Libby amphibole asbestos is a distinct and relatively uncommon form of asbestos. Id. It is not a commercially viable mineral, but is instead a contaminant in the vermiculite ore from the Libby mine. Id. Hundreds of former mine workers and Libby residents have been diagnosed with asbestos related disease. Id. Many individuals have died from illness caused by asbestos exposure. Id.
B. Toxicological Review
The EPA initiated an emergency response action in November 1999 to address questions and concerns raised by citizens of Libby regarding possible ongoing exposures to asbestos fibers as a result of historical mining, processing, and exportation of asbestos-containing vermiculite. Id. As part of its response, the EPA engaged in a number of efforts, including cleanup and related risk management activities in Libby. Id. To support future cleanup efforts and risk related activities, the EPA is in the process of conducting a Toxicological Review of Libby amphibole asbestos (" Toxicological Review" or " Toxicological Assessment" ), which will, among other things, summarize " the potential adverse health effects of Libby amphibole asbestos exposure." Id. The EPA released its draft Toxicological Assessment for external review and comment in August 2011. Id.
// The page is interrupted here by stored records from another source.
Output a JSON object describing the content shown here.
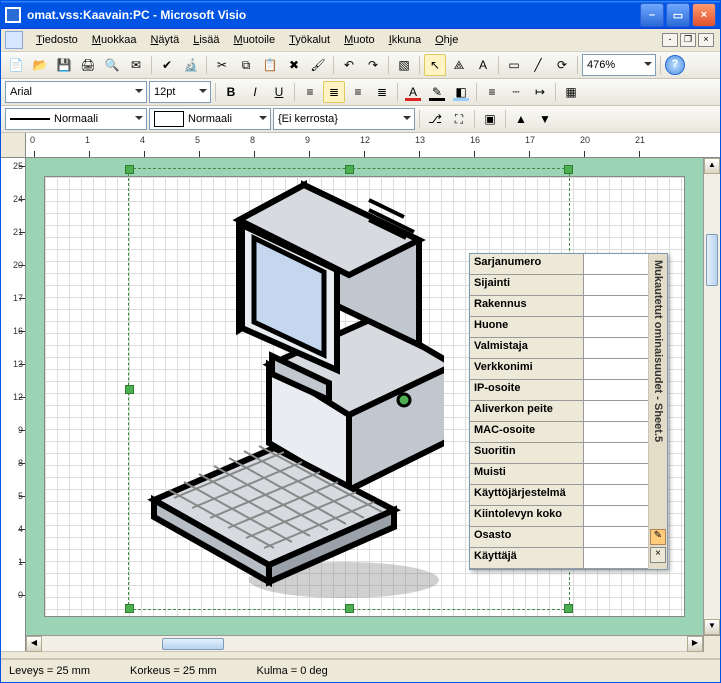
{
  "title": "omat.vss:Kaavain:PC - Microsoft Visio",
  "menu": [
    "Tiedosto",
    "Muokkaa",
    "Näytä",
    "Lisää",
    "Muotoile",
    "Työkalut",
    "Muoto",
    "Ikkuna",
    "Ohje"
  ],
  "font": {
    "name": "Arial",
    "size": "12pt"
  },
  "line_style_label": "Normaali",
  "fill_style_label": "Normaali",
  "layer_label": "{Ei kerrosta}",
  "zoom": "476%",
  "statusbar": {
    "width": "Leveys = 25 mm",
    "height": "Korkeus = 25 mm",
    "angle": "Kulma = 0 deg"
  },
  "ruler_ticks_v": [
    "25",
    "24",
    "21",
    "20",
    "17",
    "16",
    "13",
    "12",
    "9",
    "8",
    "5",
    "4",
    "1",
    "0"
  ],
  "ruler_ticks_h": [
    "0",
    "1",
    "4",
    "5",
    "8",
    "9",
    "12",
    "13",
    "16",
    "17",
    "20",
    "21"
  ],
  "properties": {
    "panel_title": "Mukautetut ominaisuudet - Sheet.5",
    "rows": [
      {
        "label": "Sarjanumero",
        "value": ""
      },
      {
        "label": "Sijainti",
        "value": ""
      },
      {
        "label": "Rakennus",
        "value": ""
      },
      {
        "label": "Huone",
        "value": ""
      },
      {
        "label": "Valmistaja",
        "value": ""
      },
      {
        "label": "Verkkonimi",
        "value": ""
      },
      {
        "label": "IP-osoite",
        "value": ""
      },
      {
        "label": "Aliverkon peite",
        "value": ""
      },
      {
        "label": "MAC-osoite",
        "value": ""
      },
      {
        "label": "Suoritin",
        "value": ""
      },
      {
        "label": "Muisti",
        "value": ""
      },
      {
        "label": "Käyttöjärjestelmä",
        "value": ""
      },
      {
        "label": "Kiintolevyn koko",
        "value": ""
      },
      {
        "label": "Osasto",
        "value": ""
      },
      {
        "label": "Käyttäjä",
        "value": ""
      }
    ]
  },
  "close_glyph": "×",
  "help_glyph": "?",
  "pencil_glyph": "✎"
}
The draft Toxicological Assessment reviews the potential hazards, both cancer and noncancer health effects, from exposure to Libby amphibole asbestos and provides quantitative information for use in risk assessments. Id. Occupational epidemiology studies for two worksites where workers were exposed to Libby amphibole asbestos forms the basis of the draft Toxicological Review. Id. These worksites include the mine and mill near Libby, Montana, and the vermiculite processing plant in Marysville, Ohio, which produced lawn care products using vermiculite. Id. The cohort of workers that were exposed to Libby amphibole asbestos at the plant in Marysville, Ohio, (" Marysville, Ohio Cohort" ) has served as the basis of earlier published, peer-reviewed scientific studies, which the EPA relies on in its draft Toxicological Review. Id.
The final Toxicological Review will be included on the EPA's Integrated Risk Information System (" IRIS" ) database and will be used to support the EPA's cleanup and related risk management activities at the Libby site. [WL ]at *2. The EPA's IRIS is a " human health assessment program that evaluates information on health effects that may result from exposure to environmental contaminants." Id. IRIS is used to support the EPA's regulatory activities. Id. The EPA is in the process of finalizing its Toxicological Review. Id.
C. University of Cincinnati
There have been additional efforts -- parallel to, and at times ...